> Task statement: What is needed is an exact copy of all the data.
──────── Input ────────
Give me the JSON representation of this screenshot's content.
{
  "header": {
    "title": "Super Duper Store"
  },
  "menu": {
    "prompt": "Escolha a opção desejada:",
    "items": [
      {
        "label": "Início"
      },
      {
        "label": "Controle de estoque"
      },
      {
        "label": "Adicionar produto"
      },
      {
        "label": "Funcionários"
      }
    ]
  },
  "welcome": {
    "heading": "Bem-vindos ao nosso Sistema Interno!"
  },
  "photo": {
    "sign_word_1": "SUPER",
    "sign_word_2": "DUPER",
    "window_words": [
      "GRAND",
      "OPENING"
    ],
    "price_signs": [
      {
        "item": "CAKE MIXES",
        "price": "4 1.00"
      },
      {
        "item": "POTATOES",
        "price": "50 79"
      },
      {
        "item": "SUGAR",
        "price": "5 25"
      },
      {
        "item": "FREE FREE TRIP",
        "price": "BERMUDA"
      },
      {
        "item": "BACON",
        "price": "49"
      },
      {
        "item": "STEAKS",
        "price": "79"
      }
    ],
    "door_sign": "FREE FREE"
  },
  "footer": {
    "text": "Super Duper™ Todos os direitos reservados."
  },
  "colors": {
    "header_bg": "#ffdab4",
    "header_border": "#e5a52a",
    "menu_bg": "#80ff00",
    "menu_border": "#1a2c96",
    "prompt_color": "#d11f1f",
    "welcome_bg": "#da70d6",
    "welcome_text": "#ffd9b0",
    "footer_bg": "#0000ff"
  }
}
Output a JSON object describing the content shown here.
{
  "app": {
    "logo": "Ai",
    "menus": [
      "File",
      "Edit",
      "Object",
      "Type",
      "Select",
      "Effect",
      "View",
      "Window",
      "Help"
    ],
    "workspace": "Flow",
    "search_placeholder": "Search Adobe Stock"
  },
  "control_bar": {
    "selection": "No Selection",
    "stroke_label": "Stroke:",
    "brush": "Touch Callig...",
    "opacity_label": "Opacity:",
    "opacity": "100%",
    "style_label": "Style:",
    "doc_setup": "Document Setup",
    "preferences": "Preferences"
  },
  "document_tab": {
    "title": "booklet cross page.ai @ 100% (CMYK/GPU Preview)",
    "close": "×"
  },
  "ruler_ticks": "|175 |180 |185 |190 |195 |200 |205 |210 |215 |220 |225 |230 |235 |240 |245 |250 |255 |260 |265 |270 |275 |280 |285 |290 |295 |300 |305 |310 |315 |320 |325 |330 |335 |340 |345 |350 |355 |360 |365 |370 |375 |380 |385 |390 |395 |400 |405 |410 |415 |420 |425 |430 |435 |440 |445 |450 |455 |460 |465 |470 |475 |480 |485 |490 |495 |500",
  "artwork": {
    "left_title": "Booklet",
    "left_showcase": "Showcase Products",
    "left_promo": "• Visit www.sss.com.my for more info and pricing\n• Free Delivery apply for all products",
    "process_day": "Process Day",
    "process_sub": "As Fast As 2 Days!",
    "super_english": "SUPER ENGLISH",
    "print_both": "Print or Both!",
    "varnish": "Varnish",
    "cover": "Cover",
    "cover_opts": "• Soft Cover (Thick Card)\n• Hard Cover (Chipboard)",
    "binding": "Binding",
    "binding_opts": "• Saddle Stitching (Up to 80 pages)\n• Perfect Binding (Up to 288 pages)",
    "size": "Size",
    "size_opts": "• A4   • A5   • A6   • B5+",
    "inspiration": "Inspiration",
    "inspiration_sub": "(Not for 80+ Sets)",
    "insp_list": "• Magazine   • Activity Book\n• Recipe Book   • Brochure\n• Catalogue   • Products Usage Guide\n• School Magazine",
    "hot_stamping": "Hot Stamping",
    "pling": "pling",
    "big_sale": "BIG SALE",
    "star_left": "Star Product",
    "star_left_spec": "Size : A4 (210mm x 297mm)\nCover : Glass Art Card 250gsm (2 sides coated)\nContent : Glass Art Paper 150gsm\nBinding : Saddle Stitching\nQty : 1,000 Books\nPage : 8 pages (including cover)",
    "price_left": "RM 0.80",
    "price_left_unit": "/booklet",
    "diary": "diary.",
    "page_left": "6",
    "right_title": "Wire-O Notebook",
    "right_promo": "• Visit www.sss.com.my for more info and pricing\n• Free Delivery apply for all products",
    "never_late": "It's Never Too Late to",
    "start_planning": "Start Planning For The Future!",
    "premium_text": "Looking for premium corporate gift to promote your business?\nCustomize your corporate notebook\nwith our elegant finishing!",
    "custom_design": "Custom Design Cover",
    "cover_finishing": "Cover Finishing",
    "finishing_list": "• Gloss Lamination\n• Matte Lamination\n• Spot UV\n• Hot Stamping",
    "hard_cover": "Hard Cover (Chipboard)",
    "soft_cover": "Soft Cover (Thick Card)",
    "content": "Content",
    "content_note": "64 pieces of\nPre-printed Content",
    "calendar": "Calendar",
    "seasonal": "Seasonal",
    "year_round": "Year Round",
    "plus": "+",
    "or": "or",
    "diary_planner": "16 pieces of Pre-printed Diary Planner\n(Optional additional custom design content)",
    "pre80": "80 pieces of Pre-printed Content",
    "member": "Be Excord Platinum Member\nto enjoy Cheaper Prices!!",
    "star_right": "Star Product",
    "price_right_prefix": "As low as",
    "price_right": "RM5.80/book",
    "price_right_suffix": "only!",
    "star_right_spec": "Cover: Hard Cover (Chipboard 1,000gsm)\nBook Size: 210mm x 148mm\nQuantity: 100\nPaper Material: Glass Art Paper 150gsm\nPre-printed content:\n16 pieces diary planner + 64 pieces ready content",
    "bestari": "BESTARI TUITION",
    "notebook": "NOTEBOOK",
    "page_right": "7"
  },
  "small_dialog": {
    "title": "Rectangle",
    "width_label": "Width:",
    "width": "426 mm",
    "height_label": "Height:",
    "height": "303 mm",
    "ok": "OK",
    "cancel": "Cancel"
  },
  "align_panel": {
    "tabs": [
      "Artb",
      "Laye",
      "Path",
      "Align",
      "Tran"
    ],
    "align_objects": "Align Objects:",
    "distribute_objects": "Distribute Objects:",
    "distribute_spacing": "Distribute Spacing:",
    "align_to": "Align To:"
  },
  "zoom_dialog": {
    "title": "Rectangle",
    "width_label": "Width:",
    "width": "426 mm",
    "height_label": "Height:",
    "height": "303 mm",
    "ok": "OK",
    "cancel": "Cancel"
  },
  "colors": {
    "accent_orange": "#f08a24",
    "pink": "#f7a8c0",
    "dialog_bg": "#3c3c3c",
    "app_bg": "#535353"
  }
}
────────
> Result for this task:
Give me the JSON representation of this screenshot's content.
{
  "header": {
    "title": "Super Duper Store"
  },
  "menu": {
    "prompt": "Escolha a opção desejada:",
    "items": [
      {
        "label": "Início"
      },
      {
        "label": "Controle de estoque"
      },
      {
        "label": "Adicionar produto"
      },
      {
        "label": "Funcionários"
      }
    ]
  },
  "welcome": {
    "heading": "Bem-vindos ao nosso Sistema Interno!"
  },
  "photo": {
    "sign_word_1": "SUPER",
    "sign_word_2": "DUPER",
    "window_words": [
      "GRAND",
      "OPENING"
    ],
    "price_signs": [
      {
        "item": "CAKE MIXES",
        "price": "4 1.00"
      },
      {
        "item": "POTATOES",
        "price": "50 79"
      },
      {
        "item": "SUGAR",
        "price": "5 25"
      },
      {
        "item": "FREE FREE TRIP",
        "price": "BERMUDA"
      },
      {
        "item": "BACON",
        "price": "49"
      },
      {
        "item": "STEAKS",
        "price": "79"
      }
    ],
    "door_sign": "FREE FREE"
  },
  "footer": {
    "text": "Super Duper™ Todos os direitos reservados."
  },
  "colors": {
    "header_bg": "#ffdab4",
    "header_border": "#e5a52a",
    "menu_bg": "#80ff00",
    "menu_border": "#1a2c96",
    "prompt_color": "#d11f1f",
    "welcome_bg": "#da70d6",
    "welcome_text": "#ffd9b0",
    "footer_bg": "#0000ff"
  }
}
Output a JSON object describing the content shown here.
{
  "app": {
    "logo": "Ai",
    "menus": [
      "File",
      "Edit",
      "Object",
      "Type",
      "Select",
      "Effect",
      "View",
      "Window",
      "Help"
    ],
    "workspace": "Flow",
    "search_placeholder": "Search Adobe Stock"
  },
  "control_bar": {
    "selection": "No Selection",
    "stroke_label": "Stroke:",
    "brush": "Touch Callig...",
    "opacity_label": "Opacity:",
    "opacity": "100%",
    "style_label": "Style:",
    "doc_setup": "Document Setup",
    "preferences": "Preferences"
  },
  "document_tab": {
    "title": "booklet cross page.ai @ 100% (CMYK/GPU Preview)",
    "close": "×"
  },
  "ruler_ticks": "|175 |180 |185 |190 |195 |200 |205 |210 |215 |220 |225 |230 |235 |240 |245 |250 |255 |260 |265 |270 |275 |280 |285 |290 |295 |300 |305 |310 |315 |320 |325 |330 |335 |340 |345 |350 |355 |360 |365 |370 |375 |380 |385 |390 |395 |400 |405 |410 |415 |420 |425 |430 |435 |440 |445 |450 |455 |460 |465 |470 |475 |480 |485 |490 |495 |500",
  "artwork": {
    "left_title": "Booklet",
    "left_showcase": "Showcase Products",
    "left_promo": "• Visit www.sss.com.my for more info and pricing\n• Free Delivery apply for all products",
    "process_day": "Process Day",
    "process_sub": "As Fast As 2 Days!",
    "super_english": "SUPER ENGLISH",
    "print_both": "Print or Both!",
    "varnish": "Varnish",
    "cover": "Cover",
    "cover_opts": "• Soft Cover (Thick Card)\n• Hard Cover (Chipboard)",
    "binding": "Binding",
    "binding_opts": "• Saddle Stitching (Up to 80 pages)\n• Perfect Binding (Up to 288 pages)",
    "size": "Size",
    "size_opts": "• A4   • A5   • A6   • B5+",
    "inspiration": "Inspiration",
    "inspiration_sub": "(Not for 80+ Sets)",
    "insp_list": "• Magazine   • Activity Book\n• Recipe Book   • Brochure\n• Catalogue   • Products Usage Guide\n• School Magazine",
    "hot_stamping": "Hot Stamping",
    "pling": "pling",
    "big_sale": "BIG SALE",
    "star_left": "Star Product",
    "star_left_spec": "Size : A4 (210mm x 297mm)\nCover : Glass Art Card 250gsm (2 sides coated)\nContent : Glass Art Paper 150gsm\nBinding : Saddle Stitching\nQty : 1,000 Books\nPage : 8 pages (including cover)",
    "price_left": "RM 0.80",
    "price_left_unit": "/booklet",
    "diary": "diary.",
    "page_left": "6",
    "right_title": "Wire-O Notebook",
    "right_promo": "• Visit www.sss.com.my for more info and pricing\n• Free Delivery apply for all products",
    "never_late": "It's Never Too Late to",
    "start_planning": "Start Planning For The Future!",
    "premium_text": "Looking for premium corporate gift to promote your business?\nCustomize your corporate notebook\nwith our elegant finishing!",
    "custom_design": "Custom Design Cover",
    "cover_finishing": "Cover Finishing",
    "finishing_list": "• Gloss Lamination\n• Matte Lamination\n• Spot UV\n• Hot Stamping",
    "hard_cover": "Hard Cover (Chipboard)",
    "soft_cover": "Soft Cover (Thick Card)",
    "content": "Content",
    "content_note": "64 pieces of\nPre-printed Content",
    "calendar": "Calendar",
    "seasonal": "Seasonal",
    "year_round": "Year Round",
    "plus": "+",
    "or": "or",
    "diary_planner": "16 pieces of Pre-printed Diary Planner\n(Optional additional custom design content)",
    "pre80": "80 pieces of Pre-printed Content",
    "member": "Be Excord Platinum Member\nto enjoy Cheaper Prices!!",
    "star_right": "Star Product",
    "price_right_prefix": "As low as",
    "price_right": "RM5.80/book",
    "price_right_suffix": "only!",
    "star_right_spec": "Cover: Hard Cover (Chipboard 1,000gsm)\nBook Size: 210mm x 148mm\nQuantity: 100\nPaper Material: Glass Art Paper 150gsm\nPre-printed content:\n16 pieces diary planner + 64 pieces ready content",
    "bestari": "BESTARI TUITION",
    "notebook": "NOTEBOOK",
    "page_right": "7"
  },
  "small_dialog": {
    "title": "Rectangle",
    "width_label": "Width:",
    "width": "426 mm",
    "height_label": "Height:",
    "height": "303 mm",
    "ok": "OK",
    "cancel": "Cancel"
  },
  "align_panel": {
    "tabs": [
      "Artb",
      "Laye",
      "Path",
      "Align",
      "Tran"
    ],
    "align_objects": "Align Objects:",
    "distribute_objects": "Distribute Objects:",
    "distribute_spacing": "Distribute Spacing:",
    "align_to": "Align To:"
  },
  "zoom_dialog": {
    "title": "Rectangle",
    "width_label": "Width:",
    "width": "426 mm",
    "height_label": "Height:",
    "height": "303 mm",
    "ok": "OK",
    "cancel": "Cancel"
  },
  "colors": {
    "accent_orange": "#f08a24",
    "pink": "#f7a8c0",
    "dialog_bg": "#3c3c3c",
    "app_bg": "#535353"
  }
}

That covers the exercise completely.